“The disgust expressed by both sides in this election is particularly worrisome because disgust dehumanizes its targets,” Haidt and co-writer Ravi Iyer argued.2 “That is why it is usually fostered by the perpetrators of genocide – disgust makes it easier for ordinary citizens to kill their neighbors.”

But Haidt and Iyer say civic norms are still within reach. “Is it possible for Americans to forgive, accept, and carry on working and living together? We think that it is. After all, civility doesn’t require consensus or the suspension of criticism. It is simply the ability to disagree productively with others while respecting their sincerity and decency.”

In her new book about political tribalism, Yale Law professor Amy Chua suggests the American model is resilient despite some dire ethnocentric trends. Historically, tribalism doesn’t get to have the last word in this immigrant land of dreams of dignity and opportunity.

“America was able to elect Barack Obama as president because this country is a super-group, a group in which membership is open to individuals of any background but that at the same time binds its members together with a strong, overarching group-transcending collective identity,” she writes.3

“Historically, there have been super-group empires – Rome, for example, and, arguably, Great Britain. In theory, there have been super-group ideological movements (communism, for example), and super-group religions (Christianity, for example), although of course ideological movements and religions are not open to individuals with the wrong beliefs. But for a country to be a super-group is extremely rare.”

Memory and Mandate

Behind appeals to transcend the fevers of tribalism is the conviction that transformation is possible because human-to-human encounters still count.

In Christian terms, the idea that the image of God dwells in all people retains its power. It stirs the imaginations of millions. It commits them to honor the souls and destinies of others. Its theological memory and mandate go deep. Still, it has not halted trends that are intensifying divisions, trends including winner-take-all economics and widespread gullibility around false rumors and misrepresentations. Christian ideas have lost their share of the discussion. One way the faith can be a real presence in society is to act as a counterbalance to in-group deliriums. The awe and rebuke of the Gospels, the counsel of restraint in Proverbs, the beauty of the Trinity all point to a horizon, an identity, beyond the self-canceling noise of the tribe.

The struggle of life in a 21st-century republic rages on, the ethical endeavor to find the right combination of pride, self-criticism, and compassion. In late November 2016, the nation’s most prominent Christian (and its commander in chief) said this about citizenship and character:

“Societies and cultures are really complicated,” said President Obama after leaving office. “ … These are living organisms, and it’s messy. And your job as a citizen and as a decent human being is to constantly affirm and lift up and fight for treating people with kindness and respect and understanding. And you should anticipate that at any given moment there’s going to be flare-ups of bigotry that you may have to confront, or may be inside you and you have to vanquish.”4

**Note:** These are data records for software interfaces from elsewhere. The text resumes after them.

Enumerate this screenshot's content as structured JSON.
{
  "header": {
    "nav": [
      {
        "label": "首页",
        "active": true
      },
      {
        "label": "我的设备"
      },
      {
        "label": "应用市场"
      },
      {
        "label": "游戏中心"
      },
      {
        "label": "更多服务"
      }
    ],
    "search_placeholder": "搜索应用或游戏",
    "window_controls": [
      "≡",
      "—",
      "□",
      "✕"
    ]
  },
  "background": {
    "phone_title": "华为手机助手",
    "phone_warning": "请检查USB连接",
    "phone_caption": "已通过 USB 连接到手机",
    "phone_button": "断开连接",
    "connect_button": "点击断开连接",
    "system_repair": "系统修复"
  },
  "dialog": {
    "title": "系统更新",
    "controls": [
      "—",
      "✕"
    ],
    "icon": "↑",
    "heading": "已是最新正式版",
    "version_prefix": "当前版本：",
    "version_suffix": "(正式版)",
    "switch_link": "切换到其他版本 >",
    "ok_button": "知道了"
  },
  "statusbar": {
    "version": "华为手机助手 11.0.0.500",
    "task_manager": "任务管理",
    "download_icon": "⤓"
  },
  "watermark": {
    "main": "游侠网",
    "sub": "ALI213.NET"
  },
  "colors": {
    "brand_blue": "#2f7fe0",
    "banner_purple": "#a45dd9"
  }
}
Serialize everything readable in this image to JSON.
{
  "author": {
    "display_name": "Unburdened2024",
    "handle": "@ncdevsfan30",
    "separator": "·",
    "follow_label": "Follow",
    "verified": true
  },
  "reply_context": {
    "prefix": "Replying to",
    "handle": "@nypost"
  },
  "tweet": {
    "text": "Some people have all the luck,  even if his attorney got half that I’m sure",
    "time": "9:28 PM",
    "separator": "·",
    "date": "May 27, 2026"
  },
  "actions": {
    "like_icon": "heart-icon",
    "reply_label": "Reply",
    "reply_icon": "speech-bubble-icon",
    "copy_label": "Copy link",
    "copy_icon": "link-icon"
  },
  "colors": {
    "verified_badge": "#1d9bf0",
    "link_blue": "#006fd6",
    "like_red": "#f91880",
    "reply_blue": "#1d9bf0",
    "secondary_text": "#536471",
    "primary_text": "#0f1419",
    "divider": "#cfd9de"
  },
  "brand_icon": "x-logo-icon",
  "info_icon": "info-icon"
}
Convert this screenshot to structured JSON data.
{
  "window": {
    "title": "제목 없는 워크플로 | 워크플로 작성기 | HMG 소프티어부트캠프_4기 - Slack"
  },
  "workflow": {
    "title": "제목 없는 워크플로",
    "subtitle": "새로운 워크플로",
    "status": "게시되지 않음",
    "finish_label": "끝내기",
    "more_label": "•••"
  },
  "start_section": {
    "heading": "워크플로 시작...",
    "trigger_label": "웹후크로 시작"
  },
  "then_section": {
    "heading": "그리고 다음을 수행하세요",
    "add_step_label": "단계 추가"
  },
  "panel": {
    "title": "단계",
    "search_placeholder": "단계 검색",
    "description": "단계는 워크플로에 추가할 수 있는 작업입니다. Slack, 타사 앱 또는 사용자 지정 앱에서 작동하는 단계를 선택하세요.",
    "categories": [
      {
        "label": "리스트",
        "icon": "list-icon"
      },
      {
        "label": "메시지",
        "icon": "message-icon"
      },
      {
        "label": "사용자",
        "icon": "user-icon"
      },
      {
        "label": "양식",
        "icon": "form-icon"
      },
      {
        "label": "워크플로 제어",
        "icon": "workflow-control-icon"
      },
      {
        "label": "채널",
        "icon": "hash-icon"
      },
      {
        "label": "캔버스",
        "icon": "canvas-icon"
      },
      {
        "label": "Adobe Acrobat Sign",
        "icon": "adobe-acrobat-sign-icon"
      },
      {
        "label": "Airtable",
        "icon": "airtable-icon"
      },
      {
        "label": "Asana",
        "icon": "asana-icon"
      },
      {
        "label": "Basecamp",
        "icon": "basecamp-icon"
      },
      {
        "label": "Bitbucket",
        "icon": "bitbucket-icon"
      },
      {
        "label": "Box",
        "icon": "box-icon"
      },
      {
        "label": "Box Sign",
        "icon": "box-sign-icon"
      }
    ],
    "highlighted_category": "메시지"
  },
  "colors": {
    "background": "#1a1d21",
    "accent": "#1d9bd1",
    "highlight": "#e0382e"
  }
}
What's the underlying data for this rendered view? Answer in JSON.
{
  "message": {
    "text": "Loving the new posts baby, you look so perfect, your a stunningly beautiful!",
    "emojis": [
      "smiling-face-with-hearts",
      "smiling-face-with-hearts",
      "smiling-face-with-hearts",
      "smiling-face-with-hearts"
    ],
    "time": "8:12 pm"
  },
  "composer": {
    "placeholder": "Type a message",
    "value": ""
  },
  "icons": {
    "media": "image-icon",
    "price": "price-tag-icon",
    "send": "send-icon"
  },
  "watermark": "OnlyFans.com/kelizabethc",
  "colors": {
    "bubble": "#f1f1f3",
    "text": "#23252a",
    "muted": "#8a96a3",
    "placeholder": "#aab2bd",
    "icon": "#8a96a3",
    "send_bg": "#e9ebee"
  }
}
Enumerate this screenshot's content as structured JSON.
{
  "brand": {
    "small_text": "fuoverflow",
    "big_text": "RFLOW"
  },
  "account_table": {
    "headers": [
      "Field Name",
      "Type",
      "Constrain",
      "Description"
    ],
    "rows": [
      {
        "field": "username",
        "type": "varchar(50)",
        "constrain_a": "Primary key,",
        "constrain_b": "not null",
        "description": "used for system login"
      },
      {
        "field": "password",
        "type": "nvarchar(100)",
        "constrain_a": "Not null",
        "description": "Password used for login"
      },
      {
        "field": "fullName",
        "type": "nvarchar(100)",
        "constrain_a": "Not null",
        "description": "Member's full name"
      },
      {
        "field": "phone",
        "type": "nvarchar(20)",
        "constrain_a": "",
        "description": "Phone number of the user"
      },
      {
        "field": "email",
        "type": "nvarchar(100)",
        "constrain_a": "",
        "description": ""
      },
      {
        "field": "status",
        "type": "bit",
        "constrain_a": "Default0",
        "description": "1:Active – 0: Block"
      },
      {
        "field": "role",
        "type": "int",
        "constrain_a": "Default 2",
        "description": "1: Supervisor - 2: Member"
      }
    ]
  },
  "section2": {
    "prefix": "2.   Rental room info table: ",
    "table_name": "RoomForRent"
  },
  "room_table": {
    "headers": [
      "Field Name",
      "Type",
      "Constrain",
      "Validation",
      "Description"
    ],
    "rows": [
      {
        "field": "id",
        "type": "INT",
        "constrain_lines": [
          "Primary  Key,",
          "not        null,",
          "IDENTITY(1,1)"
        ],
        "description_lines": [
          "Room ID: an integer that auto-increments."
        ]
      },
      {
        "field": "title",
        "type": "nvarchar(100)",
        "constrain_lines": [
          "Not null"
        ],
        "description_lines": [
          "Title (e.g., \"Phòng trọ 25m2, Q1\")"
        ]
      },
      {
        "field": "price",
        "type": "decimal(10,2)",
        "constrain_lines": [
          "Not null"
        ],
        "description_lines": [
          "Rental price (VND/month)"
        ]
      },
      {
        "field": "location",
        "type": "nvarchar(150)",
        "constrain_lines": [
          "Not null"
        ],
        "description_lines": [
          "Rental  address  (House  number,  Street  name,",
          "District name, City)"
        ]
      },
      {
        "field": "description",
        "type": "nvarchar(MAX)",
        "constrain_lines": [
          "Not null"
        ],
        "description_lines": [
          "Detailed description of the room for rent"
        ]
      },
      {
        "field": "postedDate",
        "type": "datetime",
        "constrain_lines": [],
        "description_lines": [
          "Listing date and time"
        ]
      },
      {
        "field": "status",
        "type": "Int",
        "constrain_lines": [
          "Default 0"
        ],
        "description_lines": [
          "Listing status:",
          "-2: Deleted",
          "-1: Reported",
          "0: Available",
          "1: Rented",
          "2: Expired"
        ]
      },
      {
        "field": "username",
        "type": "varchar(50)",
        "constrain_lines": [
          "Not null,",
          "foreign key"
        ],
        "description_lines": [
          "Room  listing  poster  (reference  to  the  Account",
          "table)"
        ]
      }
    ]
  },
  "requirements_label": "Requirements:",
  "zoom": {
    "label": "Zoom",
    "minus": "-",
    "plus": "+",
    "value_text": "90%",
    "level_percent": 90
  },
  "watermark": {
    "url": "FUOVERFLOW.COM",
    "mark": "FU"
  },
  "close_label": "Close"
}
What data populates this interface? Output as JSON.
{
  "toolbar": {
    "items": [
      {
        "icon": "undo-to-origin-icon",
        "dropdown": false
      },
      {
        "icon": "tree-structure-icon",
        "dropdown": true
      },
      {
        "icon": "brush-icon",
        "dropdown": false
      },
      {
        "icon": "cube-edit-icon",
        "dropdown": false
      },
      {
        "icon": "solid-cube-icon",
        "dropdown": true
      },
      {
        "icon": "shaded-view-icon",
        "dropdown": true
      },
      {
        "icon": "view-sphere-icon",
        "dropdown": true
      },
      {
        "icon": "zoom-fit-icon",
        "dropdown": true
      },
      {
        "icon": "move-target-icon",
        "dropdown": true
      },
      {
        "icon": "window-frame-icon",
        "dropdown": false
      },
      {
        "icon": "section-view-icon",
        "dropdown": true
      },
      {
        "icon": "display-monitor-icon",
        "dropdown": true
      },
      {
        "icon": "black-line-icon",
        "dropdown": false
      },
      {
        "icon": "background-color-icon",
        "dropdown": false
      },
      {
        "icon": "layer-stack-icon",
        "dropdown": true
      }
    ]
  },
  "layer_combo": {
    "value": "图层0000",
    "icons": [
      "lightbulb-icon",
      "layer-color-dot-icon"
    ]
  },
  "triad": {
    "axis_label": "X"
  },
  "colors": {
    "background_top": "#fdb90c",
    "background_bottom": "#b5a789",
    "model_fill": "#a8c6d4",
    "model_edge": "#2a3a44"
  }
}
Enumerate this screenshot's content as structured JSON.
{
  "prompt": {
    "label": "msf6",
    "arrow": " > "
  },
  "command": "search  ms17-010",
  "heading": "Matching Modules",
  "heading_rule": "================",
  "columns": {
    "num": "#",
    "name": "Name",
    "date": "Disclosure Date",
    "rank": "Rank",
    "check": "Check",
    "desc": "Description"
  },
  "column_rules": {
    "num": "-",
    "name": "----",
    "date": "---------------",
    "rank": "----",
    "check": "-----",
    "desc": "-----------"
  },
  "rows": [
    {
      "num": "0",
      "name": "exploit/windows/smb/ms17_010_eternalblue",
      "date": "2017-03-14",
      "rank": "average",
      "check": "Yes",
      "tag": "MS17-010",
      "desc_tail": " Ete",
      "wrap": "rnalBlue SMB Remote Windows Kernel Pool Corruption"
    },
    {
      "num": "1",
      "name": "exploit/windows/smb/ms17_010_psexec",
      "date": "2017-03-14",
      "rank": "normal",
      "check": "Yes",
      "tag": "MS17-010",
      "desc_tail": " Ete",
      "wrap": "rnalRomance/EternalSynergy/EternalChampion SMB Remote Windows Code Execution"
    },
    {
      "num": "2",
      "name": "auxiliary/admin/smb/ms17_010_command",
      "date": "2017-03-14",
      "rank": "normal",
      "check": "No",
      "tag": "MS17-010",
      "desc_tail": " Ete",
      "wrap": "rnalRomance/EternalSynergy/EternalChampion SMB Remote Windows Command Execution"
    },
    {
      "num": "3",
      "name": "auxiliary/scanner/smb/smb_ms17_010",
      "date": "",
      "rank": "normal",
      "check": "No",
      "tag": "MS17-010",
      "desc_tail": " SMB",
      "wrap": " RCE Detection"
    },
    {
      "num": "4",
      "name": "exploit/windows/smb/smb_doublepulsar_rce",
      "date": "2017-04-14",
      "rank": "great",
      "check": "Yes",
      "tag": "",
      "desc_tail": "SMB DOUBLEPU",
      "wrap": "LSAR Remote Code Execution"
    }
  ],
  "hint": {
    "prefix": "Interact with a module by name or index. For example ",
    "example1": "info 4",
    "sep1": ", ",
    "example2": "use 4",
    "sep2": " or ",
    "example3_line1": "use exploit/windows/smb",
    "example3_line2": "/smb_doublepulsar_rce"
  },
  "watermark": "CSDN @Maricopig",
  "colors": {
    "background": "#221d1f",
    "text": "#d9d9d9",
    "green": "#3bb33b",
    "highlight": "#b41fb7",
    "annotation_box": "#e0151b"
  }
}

  1. Daniel Shapiro, “Can We Overcome Our Tribalistic Nature?”, Psychology Today, March 7, 2017. See psychologytoday.com.
  2. Jonathan Haidt and Ravi Iyer, “How to Get Beyond Our Tribal Politics,” The Wall Street Journal, Nov. 5, 2016.
  3. Amy Chua, Political Tribes: Group Instinct and the Fate of Nations (Penguin, 2018), p. 22.
  4. David Remnick, “Obama Reckons with a Trump Presidency,” New Yorker, Nov. 28, 2016. See newyorker.com.